▶ _GOAL OF THE EXERCISE_
Repeat all of the records word for word, but skip any picture.

▶ _DATA TO PROCESS_
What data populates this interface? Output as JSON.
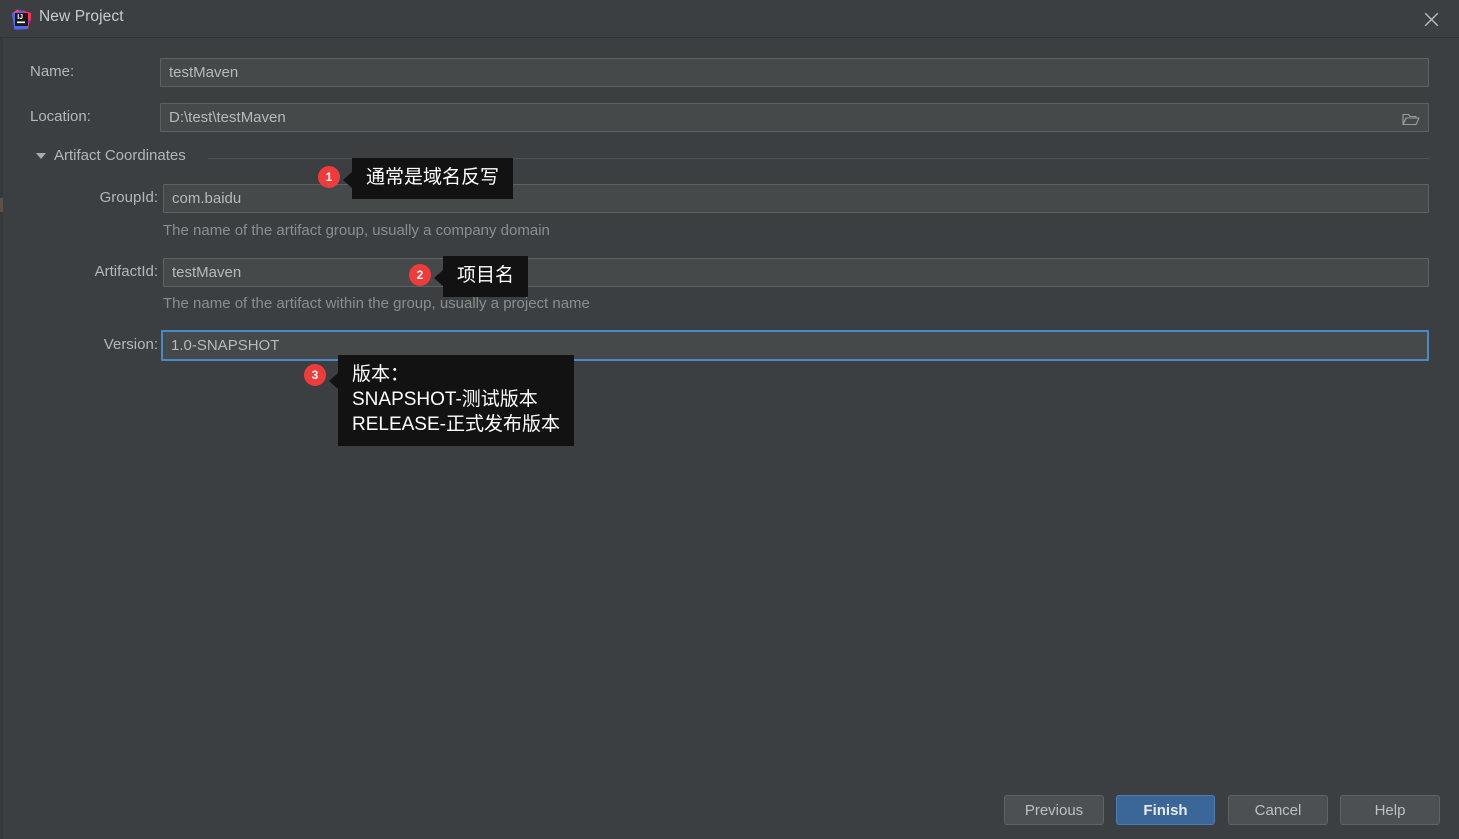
{
  "window": {
    "title": "New Project",
    "app_icon": "intellij-idea-icon",
    "close_icon": "close-icon"
  },
  "form": {
    "name": {
      "label": "Name:",
      "value": "testMaven"
    },
    "location": {
      "label": "Location:",
      "value": "D:\\test\\testMaven",
      "browse_icon": "folder-icon"
    },
    "section": {
      "title": "Artifact Coordinates",
      "arrow_icon": "chevron-down-icon"
    },
    "group_id": {
      "label": "GroupId:",
      "value": "com.baidu",
      "helper": "The name of the artifact group, usually a company domain"
    },
    "artifact_id": {
      "label": "ArtifactId:",
      "value": "testMaven",
      "helper": "The name of the artifact within the group, usually a project name"
    },
    "version": {
      "label": "Version:",
      "value": "1.0-SNAPSHOT",
      "focused": true
    }
  },
  "annotations": [
    {
      "number": "1",
      "text": "通常是域名反写"
    },
    {
      "number": "2",
      "text": "项目名"
    },
    {
      "number": "3",
      "text": "版本：\nSNAPSHOT-测试版本\nRELEASE-正式发布版本"
    }
  ],
  "buttons": {
    "previous": "Previous",
    "finish": "Finish",
    "cancel": "Cancel",
    "help": "Help"
  },
  "colors": {
    "dialog_background": "#3c3f41",
    "field_background": "#45494a",
    "accent_blue": "#3b6698",
    "focus_border": "#4a88c7",
    "badge_red": "#f03b3b",
    "callout_background": "#121212"
  }
}
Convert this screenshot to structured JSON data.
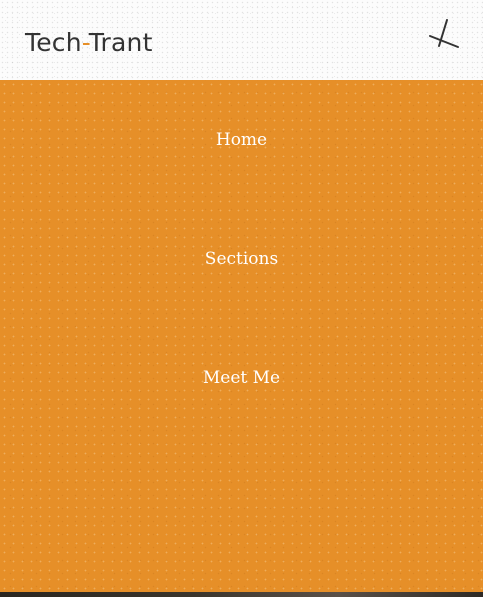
{
  "header": {
    "brand_part1": "Tech",
    "brand_sep": "-",
    "brand_part2": "Trant",
    "close_icon": "close-icon"
  },
  "menu": {
    "items": [
      {
        "label": "Home"
      },
      {
        "label": "Sections"
      },
      {
        "label": "Meet Me"
      }
    ]
  },
  "colors": {
    "accent": "#e68f28",
    "text_dark": "#333333",
    "menu_text": "#ffffff"
  }
}
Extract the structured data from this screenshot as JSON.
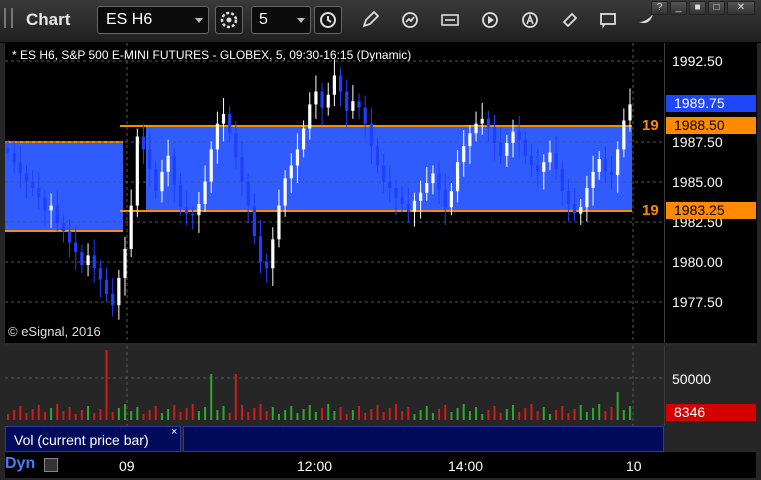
{
  "app": {
    "title": "Chart"
  },
  "toolbar": {
    "symbol": "ES H6",
    "interval": "5"
  },
  "chart": {
    "header": "* ES H6, S&P 500 E-MINI FUTURES - GLOBEX, 5, 09:30-16:15 (Dynamic)",
    "copyright": "© eSignal, 2016",
    "price_ticks": [
      "1992.50",
      "1987.50",
      "1985.00",
      "1982.50",
      "1980.00",
      "1977.50"
    ],
    "last_price": "1989.75",
    "upper_level": {
      "value": "1988.50",
      "label": "19"
    },
    "lower_level": {
      "value": "1983.25",
      "label": "19"
    },
    "colors": {
      "band": "#2f5bff",
      "level_line": "#ff8a00",
      "up_bar": "#ffffff",
      "down_bar": "#1f3fff",
      "last_price_tag": "#1e46ff",
      "volume_tag": "#d50000"
    }
  },
  "volume": {
    "tick": "50000",
    "current": "8346",
    "legend": "Vol (current price bar)",
    "close_glyph": "×"
  },
  "x_axis": {
    "labels": [
      "09",
      "12:00",
      "14:00",
      "10"
    ],
    "mode": "Dyn"
  },
  "chart_data": {
    "type": "candlestick",
    "title": "ES H6, S&P 500 E-MINI FUTURES - GLOBEX, 5, 09:30-16:15 (Dynamic)",
    "ylim": [
      1975.5,
      1994.5
    ],
    "yticks": [
      1977.5,
      1980.0,
      1982.5,
      1985.0,
      1987.5,
      1992.5
    ],
    "xticks": [
      "09",
      "12:00",
      "14:00",
      "10"
    ],
    "levels": [
      1988.5,
      1983.25
    ],
    "last": 1989.75,
    "volume_last": 8346
  }
}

▶ _TASK OUTPUT_
What data populates this interface? Output as JSON.
{
  "window": {
    "title": "New Project",
    "app_icon": "intellij-idea-icon",
    "close_icon": "close-icon"
  },
  "form": {
    "name": {
      "label": "Name:",
      "value": "testMaven"
    },
    "location": {
      "label": "Location:",
      "value": "D:\\test\\testMaven",
      "browse_icon": "folder-icon"
    },
    "section": {
      "title": "Artifact Coordinates",
      "arrow_icon": "chevron-down-icon"
    },
    "group_id": {
      "label": "GroupId:",
      "value": "com.baidu",
      "helper": "The name of the artifact group, usually a company domain"
    },
    "artifact_id": {
      "label": "ArtifactId:",
      "value": "testMaven",
      "helper": "The name of the artifact within the group, usually a project name"
    },
    "version": {
      "label": "Version:",
      "value": "1.0-SNAPSHOT",
      "focused": true
    }
  },
  "annotations": [
    {
      "number": "1",
      "text": "通常是域名反写"
    },
    {
      "number": "2",
      "text": "项目名"
    },
    {
      "number": "3",
      "text": "版本：\nSNAPSHOT-测试版本\nRELEASE-正式发布版本"
    }
  ],
  "buttons": {
    "previous": "Previous",
    "finish": "Finish",
    "cancel": "Cancel",
    "help": "Help"
  },
  "colors": {
    "dialog_background": "#3c3f41",
    "field_background": "#45494a",
    "accent_blue": "#3b6698",
    "focus_border": "#4a88c7",
    "badge_red": "#f03b3b",
    "callout_background": "#121212"
  }
}
Convert this screenshot to structured JSON data.
{
  "header": {
    "brand_part1": "Tech",
    "brand_sep": "-",
    "brand_part2": "Trant",
    "close_icon": "close-icon"
  },
  "menu": {
    "items": [
      {
        "label": "Home"
      },
      {
        "label": "Sections"
      },
      {
        "label": "Meet Me"
      }
    ]
  },
  "colors": {
    "accent": "#e68f28",
    "text_dark": "#333333",
    "menu_text": "#ffffff"
  }
}
Extract the structured data from this screenshot as JSON.
{
  "app": {
    "title": "Chart"
  },
  "toolbar": {
    "symbol": "ES H6",
    "interval": "5"
  },
  "chart": {
    "header": "* ES H6, S&P 500 E-MINI FUTURES - GLOBEX, 5, 09:30-16:15 (Dynamic)",
    "copyright": "© eSignal, 2016",
    "price_ticks": [
      "1992.50",
      "1987.50",
      "1985.00",
      "1982.50",
      "1980.00",
      "1977.50"
    ],
    "last_price": "1989.75",
    "upper_level": {
      "value": "1988.50",
      "label": "19"
    },
    "lower_level": {
      "value": "1983.25",
      "label": "19"
    },
    "colors": {
      "band": "#2f5bff",
      "level_line": "#ff8a00",
      "up_bar": "#ffffff",
      "down_bar": "#1f3fff",
      "last_price_tag": "#1e46ff",
      "volume_tag": "#d50000"
    }
  },
  "volume": {
    "tick": "50000",
    "current": "8346",
    "legend": "Vol (current price bar)",
    "close_glyph": "×"
  },
  "x_axis": {
    "labels": [
      "09",
      "12:00",
      "14:00",
      "10"
    ],
    "mode": "Dyn"
  },
  "chart_data": {
    "type": "candlestick",
    "title": "ES H6, S&P 500 E-MINI FUTURES - GLOBEX, 5, 09:30-16:15 (Dynamic)",
    "ylim": [
      1975.5,
      1994.5
    ],
    "yticks": [
      1977.5,
      1980.0,
      1982.5,
      1985.0,
      1987.5,
      1992.5
    ],
    "xticks": [
      "09",
      "12:00",
      "14:00",
      "10"
    ],
    "levels": [
      1988.5,
      1983.25
    ],
    "last": 1989.75,
    "volume_last": 8346
  }
}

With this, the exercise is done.